Pregnant women with ASC-US

  • Managed same as nonpregnant women

  • Endocervical curettage (ECC) is contraindicated in pregnant women and should not be collected if colposcopy is performed

  • Deferring colposcopy until at least 6 weeks postpartum is also acceptable

Management of women with ASC-H

Perform colposcopy (regardless of HPV status).

Management of women with LSIL

Women aged 25 years or greater with LSIL

  • Perform colposcopy

  • If HPV co-testing was performed and negative, repeat co-testing in 1 year is preferred

Women aged 21-24 years with LSIL

  • Repeat cytology in 12 and 24 months; follow guidelines for ASC-US

Pregnant women with LSIL

  • Managed same as nonpregnant women

  • ECC is contraindicated in pregnant women and should not be collected if colposcopy is performed

  • Also acceptable to defer colposcopy until at least 6 weeks postpartum

Postmenopausal women with LSIL

  • Acceptable options include reflex HPV testing, repeat Pap at 6 and 12 months, and colposcopy

  • If HPV negative or no CIN on colposcopy, repeat cytology in 12 months; if HPV positive or repeat cytology is ASC or greater, perform colposcopy

  • May return to routine screening if 2 consecutive negative cytology results

Management of women with HSIL

Refer to colposcopy regardless of age.

Immediate loop electrosurgical excision is acceptable, except in patients younger than 25 years or who are pregnant.

Pregnant women with HSIL

  • Managed same as nonpregnant women

  • ECC and immediate loop electrosurgical excision are contraindicated in pregnant women and should not be performed

Management of women with AGC

Women with AGC, including ASC-NOS, AGC-favor neoplasia, and AIS

  • Refer to colposcopy with endocervical sampling

  • If age 35 or greater or with other risk factors for endometrial neoplasia, endometrial sampling should also be performed.
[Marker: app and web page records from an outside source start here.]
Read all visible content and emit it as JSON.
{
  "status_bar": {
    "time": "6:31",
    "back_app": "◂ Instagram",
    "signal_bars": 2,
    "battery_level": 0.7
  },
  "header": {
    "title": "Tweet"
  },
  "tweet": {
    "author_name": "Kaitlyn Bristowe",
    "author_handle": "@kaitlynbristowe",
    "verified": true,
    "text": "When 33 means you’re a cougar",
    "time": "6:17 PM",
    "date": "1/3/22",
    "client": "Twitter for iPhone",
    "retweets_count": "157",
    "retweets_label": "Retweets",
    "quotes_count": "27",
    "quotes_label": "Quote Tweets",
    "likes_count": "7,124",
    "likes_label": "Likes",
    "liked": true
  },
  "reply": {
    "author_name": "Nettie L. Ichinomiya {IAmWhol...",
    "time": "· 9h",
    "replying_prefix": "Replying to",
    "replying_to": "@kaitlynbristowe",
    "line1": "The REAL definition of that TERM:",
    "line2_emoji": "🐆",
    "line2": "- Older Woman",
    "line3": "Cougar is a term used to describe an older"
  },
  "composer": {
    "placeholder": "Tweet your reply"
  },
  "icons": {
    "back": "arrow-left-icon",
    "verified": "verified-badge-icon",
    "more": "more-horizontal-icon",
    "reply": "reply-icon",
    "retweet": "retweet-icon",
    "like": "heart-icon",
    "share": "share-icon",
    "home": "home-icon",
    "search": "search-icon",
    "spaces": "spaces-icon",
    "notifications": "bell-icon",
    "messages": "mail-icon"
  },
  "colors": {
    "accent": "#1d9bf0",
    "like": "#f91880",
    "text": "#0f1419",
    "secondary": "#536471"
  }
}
Women with atypical endometrial cells

  • Perform endometrial biopsy and endocervical sampling. If no pathology found, proceed with colposcopy.

Management of women with benign endometrial cells found in cervical cytology

No additional evaluation is required in asymptomatic premenopausal women.

In postmenopausal women, perform endometrial biopsy.

Management of women age 30 years and older who are Pap negative and HPV positive

Repeat cytology and HPV DNA testing in 12 months

  • If cytology negative, HPV negative, repeat co-testing in 3 years

  • If cytology abnormal with any HPV result, perform colposcopy

  • If cytology negative, HPV positive, perform colposcopy

Another option would be to perform HPV 16 and 18 testing

  • If 16 or 18 positive, perform colposcopy

  • If 16 and 18 negative, repeat co-testing in 12 months

  • If cytology negative, HPV negative, repeat co-testing in 3 years

  • If cytology abnormal with any HPV result, perform colposcopy

  • If cytology negative, HPV positive, perform colposcopy


Primary High-Risk HPV Screening

In 2014, the FDA approved one of the HPV DNA tests (cobasHPV test) for primary screening for cervical cancer in women aged 25 years and older. Although not yet fully endorsed by major societies, a panel of experts co-sponsored by the ASCCP and the SGO published recommendations for using primary HPV testing for cervical cancer screening.[10]  In the proposed algorithm, women aged 25 years and older would undergo cervical HPV testing for screening, as opposed to cytology. Women who test negative for high-risk HPV should be re-screened no sooner than every 3 years. For women who test positive for high-risk HPV, HPV genotyping is performed, and those who test positive for HPV 16/18 are referred for coloposcopy. Those who are high-risk HPV positive but 16/18 negative undergo cervical cytology. Those with negative cytology results are rescreened in 1 year, and those with ASC-US cytology or greater are referred for colposcopy.  

The above algorithm appears to be at least as effective as current cytology-based screening guidelines and therefore may be considered as a reasonable alternative. Nonetheless, cytology alone and cotesting, as outlined above, remain the screening modalities recommended by guidelines of major societies.